» **Extracted records**:
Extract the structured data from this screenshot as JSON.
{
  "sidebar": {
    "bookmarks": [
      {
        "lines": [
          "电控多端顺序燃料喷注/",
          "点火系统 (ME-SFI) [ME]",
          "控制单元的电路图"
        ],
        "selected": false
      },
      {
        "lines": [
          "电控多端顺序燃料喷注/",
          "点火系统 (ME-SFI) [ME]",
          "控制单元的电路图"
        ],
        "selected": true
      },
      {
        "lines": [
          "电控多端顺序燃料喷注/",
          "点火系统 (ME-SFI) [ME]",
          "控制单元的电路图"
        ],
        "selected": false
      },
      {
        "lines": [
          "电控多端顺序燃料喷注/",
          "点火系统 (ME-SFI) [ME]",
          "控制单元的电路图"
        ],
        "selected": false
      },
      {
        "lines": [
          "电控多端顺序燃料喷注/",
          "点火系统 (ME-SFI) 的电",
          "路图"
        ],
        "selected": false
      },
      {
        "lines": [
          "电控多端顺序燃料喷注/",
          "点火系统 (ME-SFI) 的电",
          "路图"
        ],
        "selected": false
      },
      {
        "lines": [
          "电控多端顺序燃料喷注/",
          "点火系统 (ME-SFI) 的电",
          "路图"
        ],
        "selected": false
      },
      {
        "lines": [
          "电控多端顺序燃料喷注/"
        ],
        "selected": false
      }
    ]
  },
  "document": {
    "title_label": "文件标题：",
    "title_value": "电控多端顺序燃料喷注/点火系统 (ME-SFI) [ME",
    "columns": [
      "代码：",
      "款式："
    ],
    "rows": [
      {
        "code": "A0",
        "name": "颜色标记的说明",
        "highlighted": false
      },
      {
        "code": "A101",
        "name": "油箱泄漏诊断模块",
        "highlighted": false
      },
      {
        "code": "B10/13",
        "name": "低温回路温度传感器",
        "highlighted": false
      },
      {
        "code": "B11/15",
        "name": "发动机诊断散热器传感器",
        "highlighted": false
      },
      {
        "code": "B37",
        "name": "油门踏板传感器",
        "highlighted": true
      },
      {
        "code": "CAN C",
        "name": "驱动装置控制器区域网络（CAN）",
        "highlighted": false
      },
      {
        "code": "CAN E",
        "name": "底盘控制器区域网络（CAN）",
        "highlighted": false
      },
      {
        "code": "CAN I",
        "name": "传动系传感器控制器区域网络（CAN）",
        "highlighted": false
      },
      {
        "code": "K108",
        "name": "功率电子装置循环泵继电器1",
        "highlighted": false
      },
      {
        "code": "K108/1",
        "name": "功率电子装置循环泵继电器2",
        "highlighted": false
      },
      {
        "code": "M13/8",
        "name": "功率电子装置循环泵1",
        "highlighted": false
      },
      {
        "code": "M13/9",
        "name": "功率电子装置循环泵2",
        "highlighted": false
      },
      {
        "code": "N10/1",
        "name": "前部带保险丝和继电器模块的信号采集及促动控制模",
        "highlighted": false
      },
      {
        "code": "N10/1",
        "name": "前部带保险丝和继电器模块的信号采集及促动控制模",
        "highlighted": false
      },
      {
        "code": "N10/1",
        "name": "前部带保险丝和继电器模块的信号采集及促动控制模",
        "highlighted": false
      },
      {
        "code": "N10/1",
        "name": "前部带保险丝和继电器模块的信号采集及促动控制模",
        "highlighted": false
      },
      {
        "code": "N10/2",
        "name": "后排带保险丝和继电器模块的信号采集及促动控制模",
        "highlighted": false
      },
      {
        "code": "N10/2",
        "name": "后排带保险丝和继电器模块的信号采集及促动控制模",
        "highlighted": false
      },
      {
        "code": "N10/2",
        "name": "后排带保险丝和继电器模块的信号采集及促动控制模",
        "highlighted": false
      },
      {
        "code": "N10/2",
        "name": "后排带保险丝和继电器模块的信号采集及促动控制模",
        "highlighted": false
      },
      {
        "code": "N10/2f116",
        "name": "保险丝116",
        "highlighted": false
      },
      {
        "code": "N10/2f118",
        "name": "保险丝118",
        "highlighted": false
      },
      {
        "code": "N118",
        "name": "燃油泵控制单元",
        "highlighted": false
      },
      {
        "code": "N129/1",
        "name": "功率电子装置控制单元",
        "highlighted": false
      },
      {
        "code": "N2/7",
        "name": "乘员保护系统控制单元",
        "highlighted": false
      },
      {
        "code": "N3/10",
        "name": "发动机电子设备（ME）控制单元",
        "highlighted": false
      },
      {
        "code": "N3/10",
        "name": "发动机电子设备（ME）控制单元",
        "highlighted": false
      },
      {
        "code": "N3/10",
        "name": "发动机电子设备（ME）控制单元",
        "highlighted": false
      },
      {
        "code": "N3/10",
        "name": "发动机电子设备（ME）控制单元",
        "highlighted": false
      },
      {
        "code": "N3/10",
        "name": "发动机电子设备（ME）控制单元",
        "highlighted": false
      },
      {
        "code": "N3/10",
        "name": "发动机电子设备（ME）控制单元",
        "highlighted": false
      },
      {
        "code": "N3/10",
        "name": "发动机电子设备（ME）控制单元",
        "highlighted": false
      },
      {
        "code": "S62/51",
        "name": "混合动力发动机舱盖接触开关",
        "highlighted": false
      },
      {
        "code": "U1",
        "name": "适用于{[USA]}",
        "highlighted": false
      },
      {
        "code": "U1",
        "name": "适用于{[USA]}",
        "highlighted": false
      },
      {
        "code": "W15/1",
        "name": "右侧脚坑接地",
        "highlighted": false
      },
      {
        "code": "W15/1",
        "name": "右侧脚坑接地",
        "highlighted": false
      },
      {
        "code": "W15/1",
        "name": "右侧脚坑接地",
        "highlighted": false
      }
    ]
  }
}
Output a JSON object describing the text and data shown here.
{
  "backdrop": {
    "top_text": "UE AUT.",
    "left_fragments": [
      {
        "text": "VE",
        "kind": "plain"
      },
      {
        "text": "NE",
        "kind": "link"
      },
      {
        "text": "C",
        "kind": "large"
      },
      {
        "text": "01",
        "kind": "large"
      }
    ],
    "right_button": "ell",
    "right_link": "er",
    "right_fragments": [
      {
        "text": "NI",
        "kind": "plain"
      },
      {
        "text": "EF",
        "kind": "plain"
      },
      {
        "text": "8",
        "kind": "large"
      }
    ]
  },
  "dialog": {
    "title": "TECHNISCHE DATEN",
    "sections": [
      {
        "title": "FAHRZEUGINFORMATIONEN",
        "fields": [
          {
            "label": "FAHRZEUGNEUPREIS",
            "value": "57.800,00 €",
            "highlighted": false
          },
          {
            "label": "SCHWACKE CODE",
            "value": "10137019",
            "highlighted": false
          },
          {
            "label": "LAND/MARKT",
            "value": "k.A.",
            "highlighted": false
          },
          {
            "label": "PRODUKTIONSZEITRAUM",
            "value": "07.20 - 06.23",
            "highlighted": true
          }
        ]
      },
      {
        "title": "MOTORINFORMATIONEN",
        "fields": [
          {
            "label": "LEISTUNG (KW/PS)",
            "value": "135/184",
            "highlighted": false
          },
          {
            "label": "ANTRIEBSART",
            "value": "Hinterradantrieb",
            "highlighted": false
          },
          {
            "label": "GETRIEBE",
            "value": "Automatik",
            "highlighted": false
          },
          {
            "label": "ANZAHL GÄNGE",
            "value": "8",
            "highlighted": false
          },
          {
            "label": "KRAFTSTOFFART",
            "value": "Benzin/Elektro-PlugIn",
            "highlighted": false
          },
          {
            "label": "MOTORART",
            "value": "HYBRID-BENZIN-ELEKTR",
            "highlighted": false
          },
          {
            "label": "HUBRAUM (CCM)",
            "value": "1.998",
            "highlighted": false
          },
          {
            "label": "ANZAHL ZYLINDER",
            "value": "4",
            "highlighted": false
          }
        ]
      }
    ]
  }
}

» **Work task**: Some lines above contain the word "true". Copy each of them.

» **Output**:
        "selected": true
        "highlighted": true
            "highlighted": true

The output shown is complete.